Top of Supplied material

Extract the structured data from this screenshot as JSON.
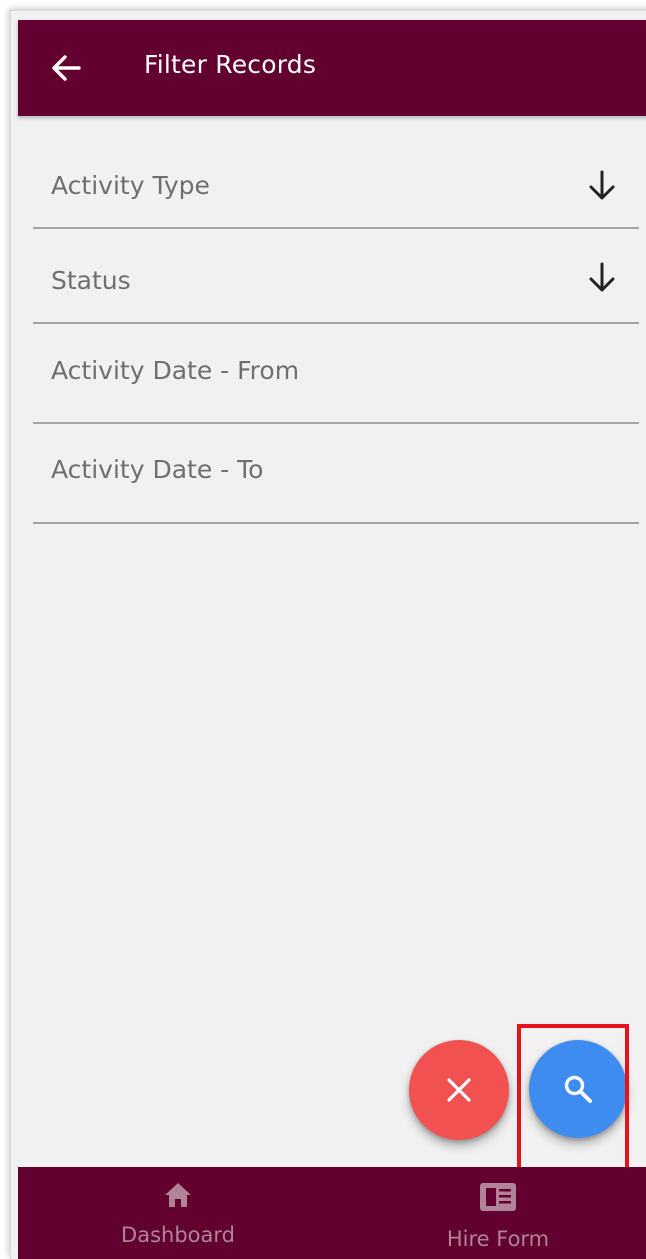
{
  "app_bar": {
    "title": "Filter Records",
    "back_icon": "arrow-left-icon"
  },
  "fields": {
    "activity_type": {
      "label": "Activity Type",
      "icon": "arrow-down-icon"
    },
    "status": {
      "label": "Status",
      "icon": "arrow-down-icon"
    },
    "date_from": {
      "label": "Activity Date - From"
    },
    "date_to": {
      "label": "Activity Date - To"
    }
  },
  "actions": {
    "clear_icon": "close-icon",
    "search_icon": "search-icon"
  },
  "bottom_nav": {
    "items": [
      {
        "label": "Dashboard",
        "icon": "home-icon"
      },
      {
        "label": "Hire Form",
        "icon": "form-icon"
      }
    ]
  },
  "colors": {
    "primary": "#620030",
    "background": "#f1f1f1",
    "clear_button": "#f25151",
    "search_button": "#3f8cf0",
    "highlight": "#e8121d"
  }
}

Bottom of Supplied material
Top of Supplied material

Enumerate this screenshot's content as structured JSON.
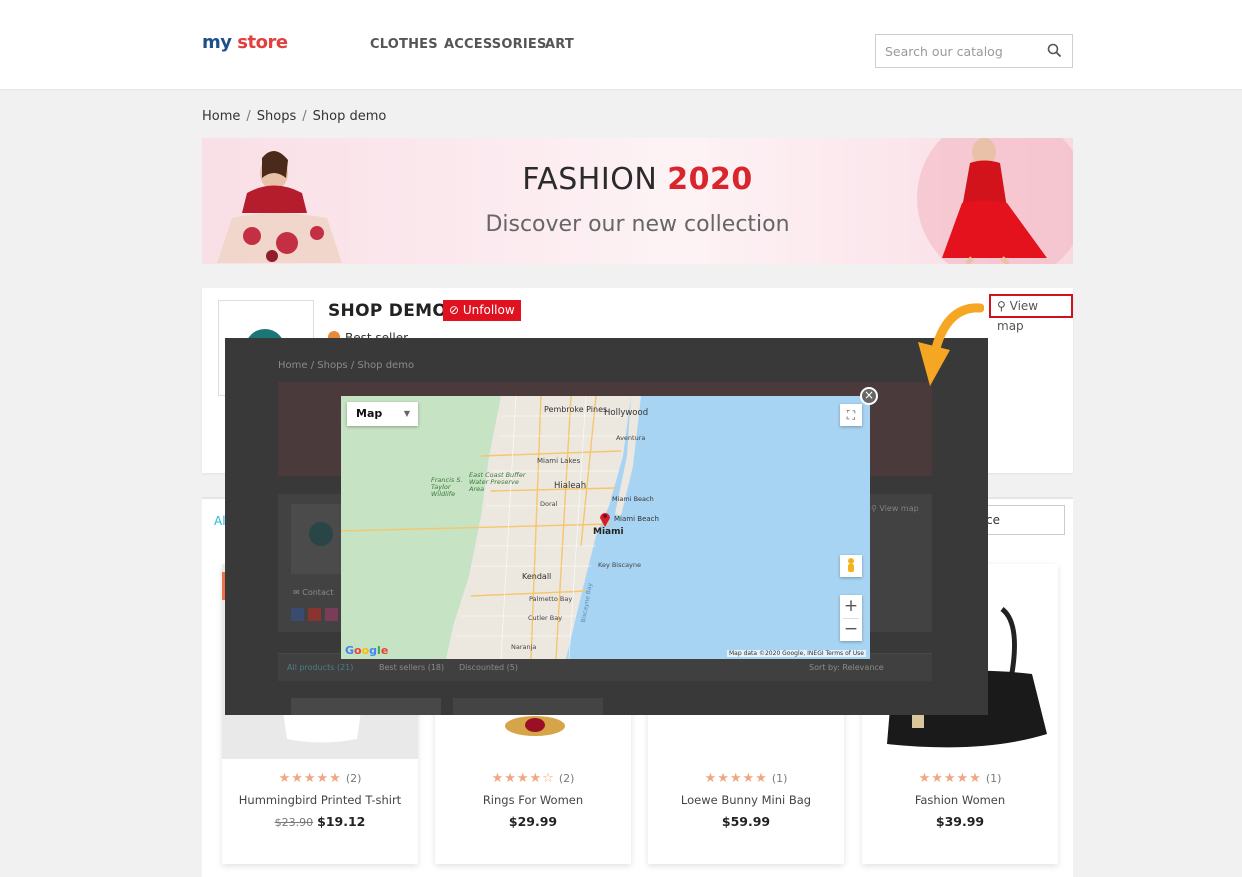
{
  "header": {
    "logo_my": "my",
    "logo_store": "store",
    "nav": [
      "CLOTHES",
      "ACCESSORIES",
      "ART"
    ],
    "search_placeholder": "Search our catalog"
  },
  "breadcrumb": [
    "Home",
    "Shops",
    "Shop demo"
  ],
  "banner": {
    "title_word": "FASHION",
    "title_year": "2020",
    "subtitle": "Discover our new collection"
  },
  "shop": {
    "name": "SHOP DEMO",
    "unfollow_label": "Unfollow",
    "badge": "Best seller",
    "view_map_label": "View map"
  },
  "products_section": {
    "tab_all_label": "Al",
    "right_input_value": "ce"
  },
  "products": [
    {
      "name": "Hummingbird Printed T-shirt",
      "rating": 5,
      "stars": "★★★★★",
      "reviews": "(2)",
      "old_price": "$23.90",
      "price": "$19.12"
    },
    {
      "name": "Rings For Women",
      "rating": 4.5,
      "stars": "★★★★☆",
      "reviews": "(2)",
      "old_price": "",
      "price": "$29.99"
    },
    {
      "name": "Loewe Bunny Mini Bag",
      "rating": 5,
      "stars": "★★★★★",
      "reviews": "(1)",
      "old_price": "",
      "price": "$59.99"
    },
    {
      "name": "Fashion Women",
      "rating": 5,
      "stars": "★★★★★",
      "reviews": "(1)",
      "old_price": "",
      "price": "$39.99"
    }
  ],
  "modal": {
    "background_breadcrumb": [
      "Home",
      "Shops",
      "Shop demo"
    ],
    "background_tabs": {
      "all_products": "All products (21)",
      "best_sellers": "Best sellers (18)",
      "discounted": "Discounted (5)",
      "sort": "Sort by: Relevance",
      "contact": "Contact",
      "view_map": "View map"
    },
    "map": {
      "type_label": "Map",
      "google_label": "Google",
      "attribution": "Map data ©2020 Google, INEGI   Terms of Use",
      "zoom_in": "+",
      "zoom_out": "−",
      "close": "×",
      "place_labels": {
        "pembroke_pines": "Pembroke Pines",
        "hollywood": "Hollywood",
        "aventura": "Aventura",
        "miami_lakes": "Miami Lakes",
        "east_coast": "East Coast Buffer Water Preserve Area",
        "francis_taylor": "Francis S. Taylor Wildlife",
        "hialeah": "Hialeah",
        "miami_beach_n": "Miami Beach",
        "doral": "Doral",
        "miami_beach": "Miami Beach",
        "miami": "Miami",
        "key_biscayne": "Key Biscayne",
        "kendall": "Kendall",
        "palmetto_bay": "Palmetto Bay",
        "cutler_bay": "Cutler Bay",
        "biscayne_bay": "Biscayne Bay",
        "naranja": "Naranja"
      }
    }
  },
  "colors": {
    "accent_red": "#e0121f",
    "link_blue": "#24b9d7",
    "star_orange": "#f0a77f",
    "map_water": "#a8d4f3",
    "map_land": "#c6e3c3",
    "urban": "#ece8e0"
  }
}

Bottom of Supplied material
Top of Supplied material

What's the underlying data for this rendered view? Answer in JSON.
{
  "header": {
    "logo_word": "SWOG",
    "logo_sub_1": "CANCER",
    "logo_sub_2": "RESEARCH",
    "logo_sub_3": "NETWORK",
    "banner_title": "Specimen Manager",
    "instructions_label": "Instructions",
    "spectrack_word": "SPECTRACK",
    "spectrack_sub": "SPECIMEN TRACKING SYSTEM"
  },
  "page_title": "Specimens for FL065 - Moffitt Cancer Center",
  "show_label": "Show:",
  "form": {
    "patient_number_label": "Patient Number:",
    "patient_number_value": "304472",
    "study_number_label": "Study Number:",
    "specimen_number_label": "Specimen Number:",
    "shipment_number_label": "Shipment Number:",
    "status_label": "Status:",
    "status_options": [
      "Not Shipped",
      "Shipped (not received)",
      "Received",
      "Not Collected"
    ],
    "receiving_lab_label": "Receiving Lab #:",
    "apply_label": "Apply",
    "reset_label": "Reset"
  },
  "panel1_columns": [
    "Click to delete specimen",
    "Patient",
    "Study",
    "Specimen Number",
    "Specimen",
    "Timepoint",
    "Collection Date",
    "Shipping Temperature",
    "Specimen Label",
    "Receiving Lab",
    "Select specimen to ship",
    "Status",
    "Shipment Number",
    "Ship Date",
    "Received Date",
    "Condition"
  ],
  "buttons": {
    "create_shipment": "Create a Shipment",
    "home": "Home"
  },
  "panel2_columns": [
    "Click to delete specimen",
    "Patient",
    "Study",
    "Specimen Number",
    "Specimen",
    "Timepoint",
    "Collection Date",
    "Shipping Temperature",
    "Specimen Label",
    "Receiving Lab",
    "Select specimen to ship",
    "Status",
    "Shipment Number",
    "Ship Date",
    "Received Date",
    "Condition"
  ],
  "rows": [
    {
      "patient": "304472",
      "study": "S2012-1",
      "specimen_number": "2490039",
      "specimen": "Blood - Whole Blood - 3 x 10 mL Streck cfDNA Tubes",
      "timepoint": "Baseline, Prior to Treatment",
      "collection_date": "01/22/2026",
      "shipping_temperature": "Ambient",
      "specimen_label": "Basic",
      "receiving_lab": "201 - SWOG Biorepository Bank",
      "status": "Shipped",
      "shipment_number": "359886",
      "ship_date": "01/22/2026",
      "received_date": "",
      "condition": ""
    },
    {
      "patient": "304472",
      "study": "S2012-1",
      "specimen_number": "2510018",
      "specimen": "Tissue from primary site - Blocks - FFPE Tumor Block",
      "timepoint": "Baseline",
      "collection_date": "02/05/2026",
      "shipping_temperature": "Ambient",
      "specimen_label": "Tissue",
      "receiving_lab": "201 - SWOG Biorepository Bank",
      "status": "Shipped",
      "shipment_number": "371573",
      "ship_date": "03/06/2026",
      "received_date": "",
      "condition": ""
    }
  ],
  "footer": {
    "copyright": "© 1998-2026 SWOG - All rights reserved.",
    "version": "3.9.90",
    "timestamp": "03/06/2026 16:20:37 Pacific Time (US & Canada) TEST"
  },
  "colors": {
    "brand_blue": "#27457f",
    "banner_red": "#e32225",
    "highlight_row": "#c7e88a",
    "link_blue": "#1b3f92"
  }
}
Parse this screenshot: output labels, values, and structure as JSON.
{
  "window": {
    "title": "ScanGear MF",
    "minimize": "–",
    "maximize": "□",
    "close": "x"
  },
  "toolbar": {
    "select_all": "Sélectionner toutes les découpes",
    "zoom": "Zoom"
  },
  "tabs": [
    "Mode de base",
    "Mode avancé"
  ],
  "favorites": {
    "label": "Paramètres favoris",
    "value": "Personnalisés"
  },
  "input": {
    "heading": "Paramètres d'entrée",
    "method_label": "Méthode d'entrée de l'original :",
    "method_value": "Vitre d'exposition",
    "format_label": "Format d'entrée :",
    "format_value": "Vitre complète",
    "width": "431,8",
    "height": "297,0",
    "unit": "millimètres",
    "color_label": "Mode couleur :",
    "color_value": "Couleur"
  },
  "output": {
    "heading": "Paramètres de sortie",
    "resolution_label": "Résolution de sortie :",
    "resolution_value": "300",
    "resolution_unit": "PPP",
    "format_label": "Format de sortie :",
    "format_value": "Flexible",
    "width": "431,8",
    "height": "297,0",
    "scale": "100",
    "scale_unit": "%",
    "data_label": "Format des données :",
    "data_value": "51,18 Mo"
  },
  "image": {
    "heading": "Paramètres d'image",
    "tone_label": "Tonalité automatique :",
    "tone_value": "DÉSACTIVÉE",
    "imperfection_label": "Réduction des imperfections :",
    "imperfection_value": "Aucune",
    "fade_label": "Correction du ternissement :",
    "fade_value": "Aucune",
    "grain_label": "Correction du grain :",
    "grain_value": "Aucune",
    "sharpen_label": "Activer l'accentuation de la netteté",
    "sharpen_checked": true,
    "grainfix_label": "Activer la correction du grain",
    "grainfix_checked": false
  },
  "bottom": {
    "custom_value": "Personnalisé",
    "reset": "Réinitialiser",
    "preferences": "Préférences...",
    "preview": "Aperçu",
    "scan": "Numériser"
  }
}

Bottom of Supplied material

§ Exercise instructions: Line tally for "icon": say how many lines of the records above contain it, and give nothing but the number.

§ Answer: 7